[Stored data]
Segment Open

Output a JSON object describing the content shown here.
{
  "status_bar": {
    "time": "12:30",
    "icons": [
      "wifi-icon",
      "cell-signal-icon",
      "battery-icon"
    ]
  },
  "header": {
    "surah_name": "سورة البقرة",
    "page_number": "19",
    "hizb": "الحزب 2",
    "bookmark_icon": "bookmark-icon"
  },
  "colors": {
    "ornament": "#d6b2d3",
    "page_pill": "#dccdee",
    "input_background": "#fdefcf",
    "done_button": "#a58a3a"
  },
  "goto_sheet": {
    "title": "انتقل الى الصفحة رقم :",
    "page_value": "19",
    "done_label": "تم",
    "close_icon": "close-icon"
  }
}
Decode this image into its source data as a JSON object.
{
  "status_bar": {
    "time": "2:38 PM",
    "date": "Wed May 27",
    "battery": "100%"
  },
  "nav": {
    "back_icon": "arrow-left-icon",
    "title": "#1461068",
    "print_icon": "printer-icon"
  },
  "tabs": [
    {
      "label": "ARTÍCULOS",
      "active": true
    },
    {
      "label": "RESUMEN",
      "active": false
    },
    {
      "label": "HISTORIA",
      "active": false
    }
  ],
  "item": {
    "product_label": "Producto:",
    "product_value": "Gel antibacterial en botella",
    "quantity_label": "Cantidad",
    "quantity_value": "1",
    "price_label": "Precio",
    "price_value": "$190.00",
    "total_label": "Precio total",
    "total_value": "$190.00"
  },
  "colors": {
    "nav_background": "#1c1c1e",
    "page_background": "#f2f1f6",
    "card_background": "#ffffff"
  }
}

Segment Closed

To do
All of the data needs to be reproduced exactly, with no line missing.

Expected answer
Output a JSON object describing the content shown here.
{
  "status_bar": {
    "time": "12:30",
    "icons": [
      "wifi-icon",
      "cell-signal-icon",
      "battery-icon"
    ]
  },
  "header": {
    "surah_name": "سورة البقرة",
    "page_number": "19",
    "hizb": "الحزب 2",
    "bookmark_icon": "bookmark-icon"
  },
  "colors": {
    "ornament": "#d6b2d3",
    "page_pill": "#dccdee",
    "input_background": "#fdefcf",
    "done_button": "#a58a3a"
  },
  "goto_sheet": {
    "title": "انتقل الى الصفحة رقم :",
    "page_value": "19",
    "done_label": "تم",
    "close_icon": "close-icon"
  }
}
Decode this image into its source data as a JSON object.
{
  "status_bar": {
    "time": "2:38 PM",
    "date": "Wed May 27",
    "battery": "100%"
  },
  "nav": {
    "back_icon": "arrow-left-icon",
    "title": "#1461068",
    "print_icon": "printer-icon"
  },
  "tabs": [
    {
      "label": "ARTÍCULOS",
      "active": true
    },
    {
      "label": "RESUMEN",
      "active": false
    },
    {
      "label": "HISTORIA",
      "active": false
    }
  ],
  "item": {
    "product_label": "Producto:",
    "product_value": "Gel antibacterial en botella",
    "quantity_label": "Cantidad",
    "quantity_value": "1",
    "price_label": "Precio",
    "price_value": "$190.00",
    "total_label": "Precio total",
    "total_value": "$190.00"
  },
  "colors": {
    "nav_background": "#1c1c1e",
    "page_background": "#f2f1f6",
    "card_background": "#ffffff"
  }
}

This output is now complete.